Homs – Since the early days of the reconciliation agreement signed by Russia and opposition factions in the northern Homs countryside in August 2018, the Russian side has hinted that the Syrian regime’s government is in a dire economic situation. Accordingly, they claimed, the population should not be too hopeful about rapid improvement in the reality of basic services, and are expected to lend a hand to state institutions that are barely obtaining enough raw materials to operate.
Electricity is the biggest concern for residents of the northern Homs countryside. The restoration of electricity access breathes life into the farms, which are the residents’ primary source of livelihood. However, the fluctuating current has become a problem of its own for farmers, as water pumps can suffer serious damage or breakage at any moment as a result.
Over the past months, electricity grid repair workshops have arrived at the area, albeit with lackluster capabilities and insufficient amounts of cables and transformers. Still, promises have been made to improve the quality of access to the electric grid. However, almost a year after the return of the Syrian regime and its institutions to the northern Homs countryside, the grid has fallen into a state of almost total disorder, as transformers are feeding twice as many people as their capabilities allow. Moreover, the maintenance projects are seeing a severe shortage of workers.
Abu Nasser, a resident of Rastan, said that although more than a year had passed since the area agreed to a settlement with the Syrian regime, the state of electricity remains poor. Speaking to Enab Baladi, he noted that some cables were stolen two weeks ago, forcing the residents to take it upon themselves to procure new cables and connect them to the grid using new ones, while paying steep fees to electricity workers.
Instability of Electricity Harms Farmers
Electrical access has been restored to the majority of farms of the northern Homs countryside. This, however, was seen as a curse by farmers in some cases. The instability of the electrical supply, and its abrupt drops in voltages often led to water pumps being corrupted and damaged.
Abu Ismail, a farmer from al-Farhaniyah al-Gharbiya in rural Homs, told Enab Baladi that his water pump has broken down eight times in the last three months, due to the instability of the electrical current and the sudden drops in its voltage.
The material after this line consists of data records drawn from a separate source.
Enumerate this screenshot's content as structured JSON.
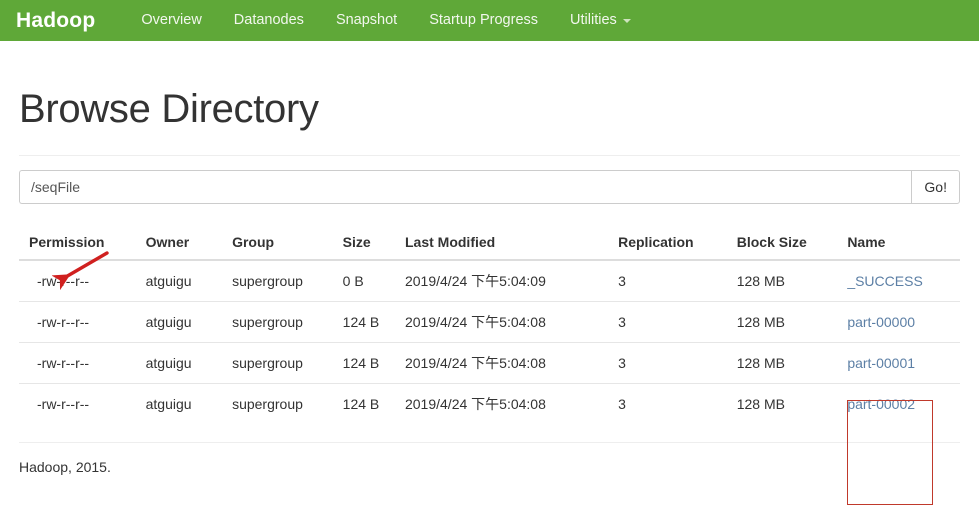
{
  "navbar": {
    "brand": "Hadoop",
    "items": [
      {
        "label": "Overview",
        "has_caret": false
      },
      {
        "label": "Datanodes",
        "has_caret": false
      },
      {
        "label": "Snapshot",
        "has_caret": false
      },
      {
        "label": "Startup Progress",
        "has_caret": false
      },
      {
        "label": "Utilities",
        "has_caret": true
      }
    ],
    "background_color": "#5fa838"
  },
  "page": {
    "title": "Browse Directory"
  },
  "path_form": {
    "value": "/seqFile",
    "placeholder": "/seqFile",
    "go_label": "Go!"
  },
  "annotation": {
    "arrow_color": "#d0201f",
    "highlight_box_color": "#c0392b"
  },
  "table": {
    "headers": [
      "Permission",
      "Owner",
      "Group",
      "Size",
      "Last Modified",
      "Replication",
      "Block Size",
      "Name"
    ],
    "rows": [
      {
        "permission": "-rw-r--r--",
        "owner": "atguigu",
        "group": "supergroup",
        "size": "0 B",
        "last_modified": "2019/4/24 下午5:04:09",
        "replication": "3",
        "block_size": "128 MB",
        "name": "_SUCCESS"
      },
      {
        "permission": "-rw-r--r--",
        "owner": "atguigu",
        "group": "supergroup",
        "size": "124 B",
        "last_modified": "2019/4/24 下午5:04:08",
        "replication": "3",
        "block_size": "128 MB",
        "name": "part-00000"
      },
      {
        "permission": "-rw-r--r--",
        "owner": "atguigu",
        "group": "supergroup",
        "size": "124 B",
        "last_modified": "2019/4/24 下午5:04:08",
        "replication": "3",
        "block_size": "128 MB",
        "name": "part-00001"
      },
      {
        "permission": "-rw-r--r--",
        "owner": "atguigu",
        "group": "supergroup",
        "size": "124 B",
        "last_modified": "2019/4/24 下午5:04:08",
        "replication": "3",
        "block_size": "128 MB",
        "name": "part-00002"
      }
    ]
  },
  "footer": {
    "text": "Hadoop, 2015."
  }
}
He noted that it is not possible to cease the irrigation of the crops after they have been cultivated, as to avoid incurring further losses. This forces farmers to “patch the water pumps” (repair them) at a cost that exceeds 40,000 SYP – at the time of writing one US dollar equals 595 SYP. That is not to mention the effort required to extract the water pumps for repair send them down the well again.
Ahmed Abu Nasser, an electrical engineer and an electric repair foreman in the village of al-Zaafaranah, noted that with the return of electricity access, pumps break down more often compared to before, when diesel generators were being used. The frequent and sudden interruptions in the current increased the chance of damage to the water pump impellers, due to repeated water reflux. Damage to the coils, on the other hand, is the more prevalent and costly form of damage to water pumps – since they are made of copper.
Abu Naser told Enab Baladi that arbitrary connection to the grid and the overbearing number of electrical cables led to a general voltage decrease. This also resulted in an uneven distribution of consumers among the transformers, since the Electricity Institution does not have a sufficient number of transformers.
Consequently, a number of farmers opted for solar energy to avert the risk of damage to their water pumps. This was especially the case as solar panels proved their effectiveness in both the financial and practical sense, with almost no subsequent cost after installing them, except for casual and expected maintenance.